I made a rule; that the first (coherent) book I could find for threepence (i.e. one and a quarter pence) would serve.
Austin’s the furniture repository stood (until it closed in 1995) on Peckham Rye where Blake saw his first angels and along which Van Gogh had probably walked on his way to Lewisham. At this propitious place, on a routine Saturday morning shopping expedition, I found, for exactly threepence, a copy of A Human Document by W.H. Mallock, published in 1892 as a popular reprint of a successful three-decker. It was already in its seventh thousand at the time of the copy I acquired and cost originally three and sixpence. I had never heard of W.H. Mallock and it was fortunate for me that his stock had depreciated at the rate of a halfpenny a year to reach the requisite level. I have since amassed an almost complete collection of his works and have found out much about him. He does not seem a very agreeable person: withdrawn and humourless (as photographs of him seem to confirm) he emerges from his works as a snob and a racist (there are some extremely distasteful anti-semitic passages in A Human Document itself).

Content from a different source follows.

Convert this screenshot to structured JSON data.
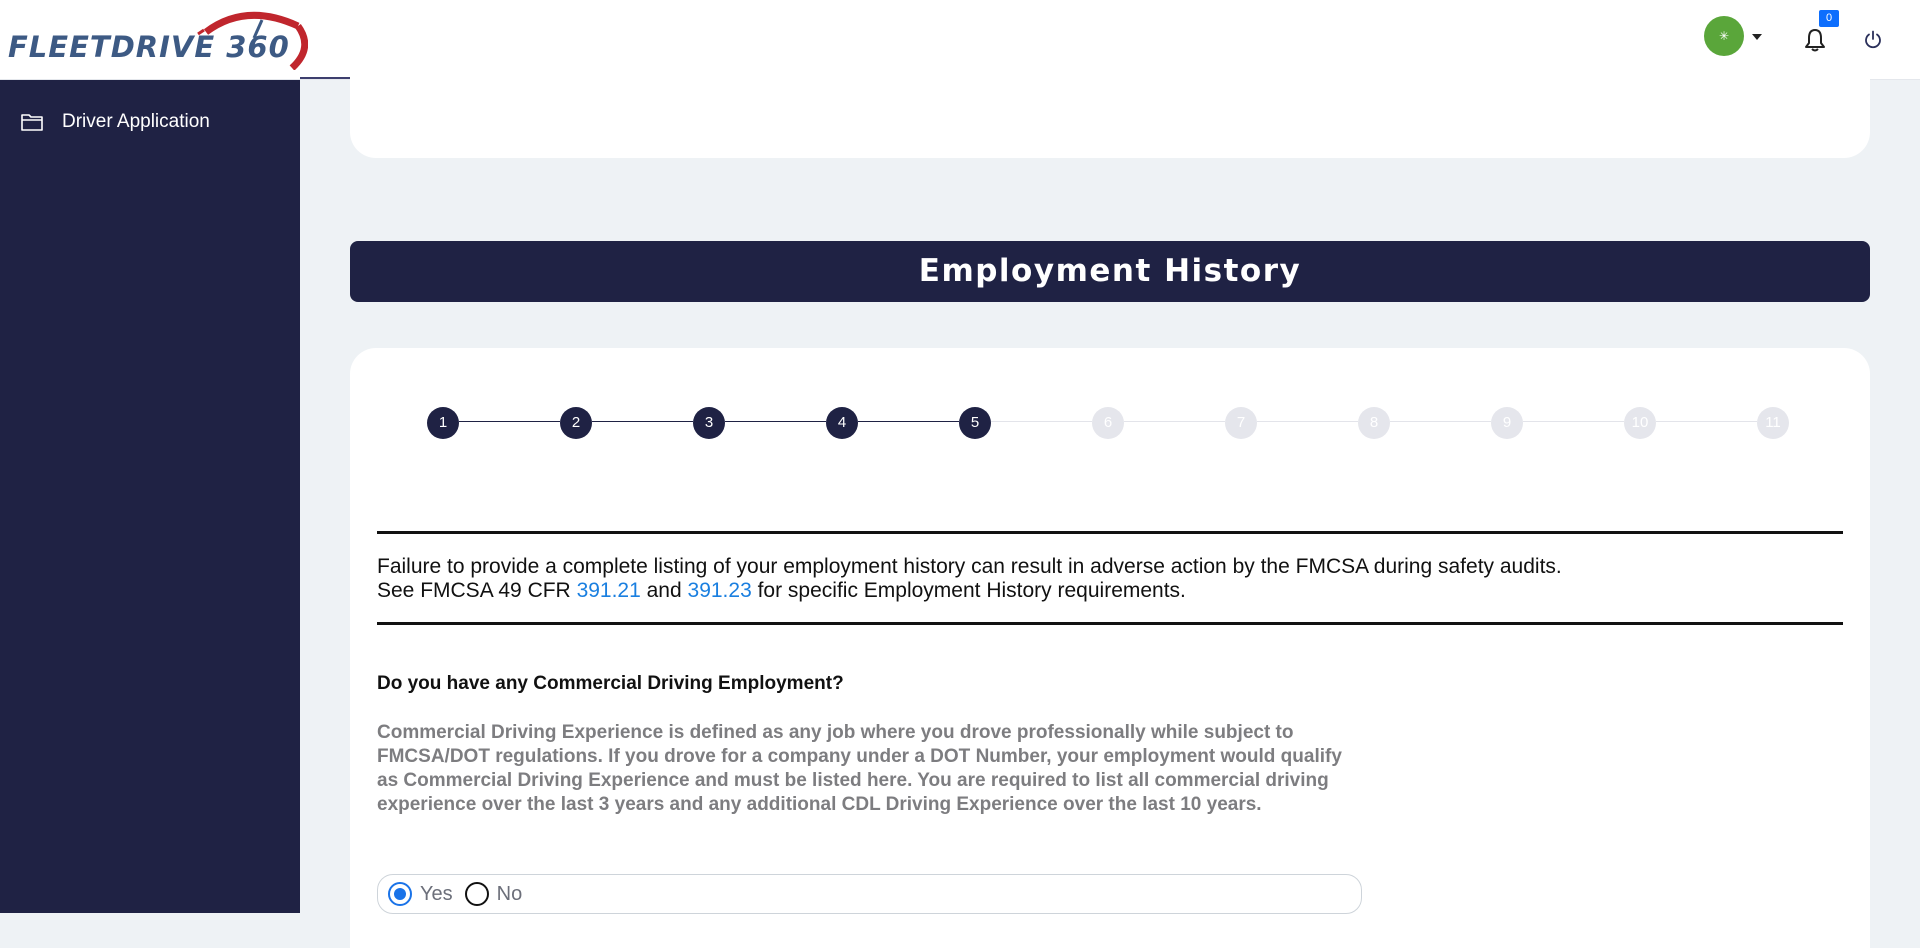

However for what were to become my purposes, his book is a feast. I have never come across its equal in later and more conscious searchings. Its vocabulary is rich and lush and its range of reference and allusion large. I have so far extracted from it over one thousand texts, and have yet to find a situation, statement or thought which its words cannot be adapted to cover.

(from the Introduction, on the official Humument website)

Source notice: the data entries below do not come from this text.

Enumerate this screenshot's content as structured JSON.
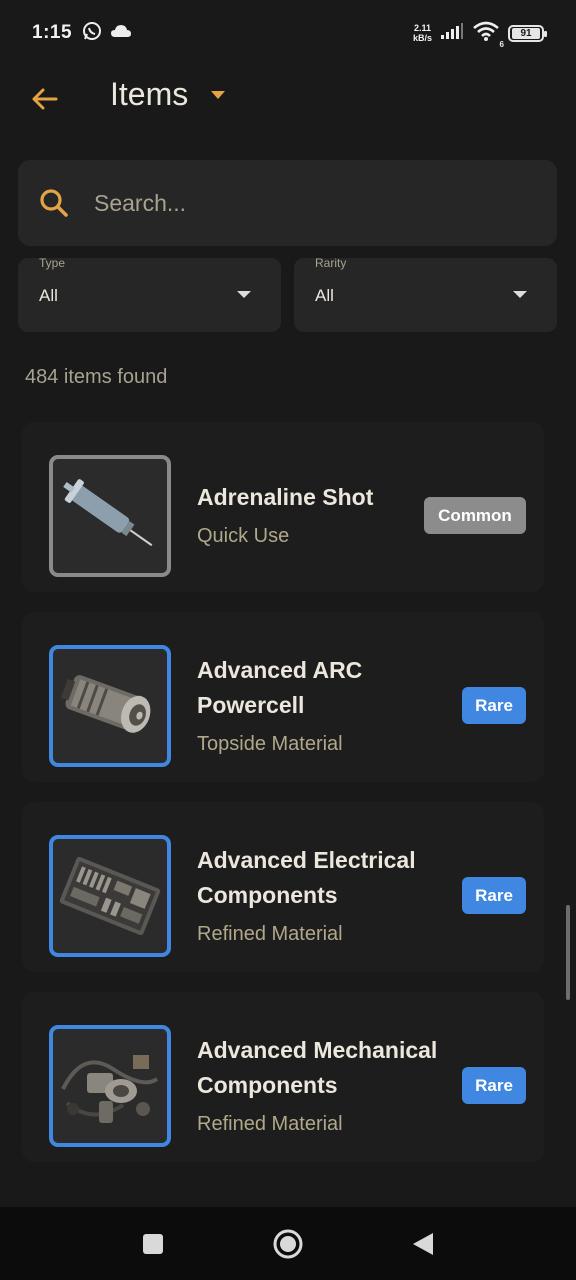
{
  "status_bar": {
    "time": "1:15",
    "net_speed_value": "2.11",
    "net_speed_unit": "kB/s",
    "wifi_badge": "6",
    "battery": "91"
  },
  "header": {
    "title": "Items"
  },
  "search": {
    "placeholder": "Search..."
  },
  "filters": {
    "type": {
      "label": "Type",
      "value": "All"
    },
    "rarity": {
      "label": "Rarity",
      "value": "All"
    }
  },
  "results": {
    "count_text": "484 items found"
  },
  "items": [
    {
      "name": "Adrenaline Shot",
      "category": "Quick Use",
      "rarity": "Common",
      "icon": "syringe-icon"
    },
    {
      "name": "Advanced ARC Powercell",
      "category": "Topside Material",
      "rarity": "Rare",
      "icon": "powercell-icon"
    },
    {
      "name": "Advanced Electrical Components",
      "category": "Refined Material",
      "rarity": "Rare",
      "icon": "electrical-components-icon"
    },
    {
      "name": "Advanced Mechanical Components",
      "category": "Refined Material",
      "rarity": "Rare",
      "icon": "mechanical-components-icon"
    }
  ],
  "colors": {
    "accent": "#e5a443",
    "rare": "#3f87e0",
    "common": "#8c8c8c",
    "background": "#191919"
  }
}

I'll say. Over the years, Tom has settled on a signature style of overpainting the pages of A Human Document, which isolates and links words (and parts of words) by following those wiggly typographic secret passages known to compositors as "rivers". This technique is both instantly recognizable and incredibly expressive; pages worked this way can become simultaneously yearningly sad, laugh-out-loud funny, and deeply filthy. In fact, those are the keynote tones of A Humument.

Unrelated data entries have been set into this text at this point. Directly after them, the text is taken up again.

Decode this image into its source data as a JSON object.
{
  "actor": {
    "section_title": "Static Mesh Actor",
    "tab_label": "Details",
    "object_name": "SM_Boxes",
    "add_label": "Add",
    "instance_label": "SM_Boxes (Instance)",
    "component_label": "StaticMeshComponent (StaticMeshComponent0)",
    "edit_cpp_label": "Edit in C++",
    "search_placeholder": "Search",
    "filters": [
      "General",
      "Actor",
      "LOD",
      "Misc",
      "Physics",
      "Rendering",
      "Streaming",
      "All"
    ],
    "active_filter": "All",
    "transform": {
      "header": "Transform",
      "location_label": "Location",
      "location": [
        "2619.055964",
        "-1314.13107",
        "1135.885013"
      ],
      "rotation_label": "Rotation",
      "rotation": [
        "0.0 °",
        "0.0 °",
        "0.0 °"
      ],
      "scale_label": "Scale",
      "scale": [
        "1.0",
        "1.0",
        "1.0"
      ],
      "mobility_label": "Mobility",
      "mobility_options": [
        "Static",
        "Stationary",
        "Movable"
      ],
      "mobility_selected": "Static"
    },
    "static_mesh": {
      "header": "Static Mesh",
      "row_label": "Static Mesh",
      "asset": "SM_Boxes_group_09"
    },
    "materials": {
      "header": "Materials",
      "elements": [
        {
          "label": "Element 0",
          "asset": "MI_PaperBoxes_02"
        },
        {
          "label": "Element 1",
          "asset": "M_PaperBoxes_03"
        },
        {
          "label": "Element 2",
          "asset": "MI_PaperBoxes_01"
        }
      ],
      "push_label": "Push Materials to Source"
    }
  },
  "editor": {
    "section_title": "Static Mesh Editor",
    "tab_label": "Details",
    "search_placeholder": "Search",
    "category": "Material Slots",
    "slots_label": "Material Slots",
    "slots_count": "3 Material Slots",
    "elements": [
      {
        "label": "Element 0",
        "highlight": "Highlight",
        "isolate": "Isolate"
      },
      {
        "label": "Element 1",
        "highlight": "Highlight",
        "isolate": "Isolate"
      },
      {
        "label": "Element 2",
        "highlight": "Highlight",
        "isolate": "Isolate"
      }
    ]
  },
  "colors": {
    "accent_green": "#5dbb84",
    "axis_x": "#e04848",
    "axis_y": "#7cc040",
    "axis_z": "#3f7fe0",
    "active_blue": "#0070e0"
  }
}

I have very recently got my hands on an iPad 2, and immediately downloaded the Humument app.  Well, of course!  It is simply amazingly, breathtakingly beautiful to look at, with that remarkable Apple screen resolution and those vibrant colours bringing out the true essence of the work, like pretty pebbles still wet from the sea.  Much as I love the books (I own as many editions in as many versions as I can find or afford) I have to say I think the app is actually better than the printed versions.  There is also a tongue-in-cheek "oracle" function which may, for all I know, give the I-Ching a run for its money.  And it only costs £4.99 -- ludicrous!

Bill Toge, the Humument's shapeless
 lump of a protagonist

N.B. If anyone has a little bit more money than £4.99 to invest, Tom Phillips sells signed, limited run Humument prints at very reasonable prices at his online gallery, and you can also get them at even more reasonable prices at the Shandy Hall online shop of the Laurence Sterne Trust, which is well worth your support (you have read Tristram Shandy, haven't you?).

No comments: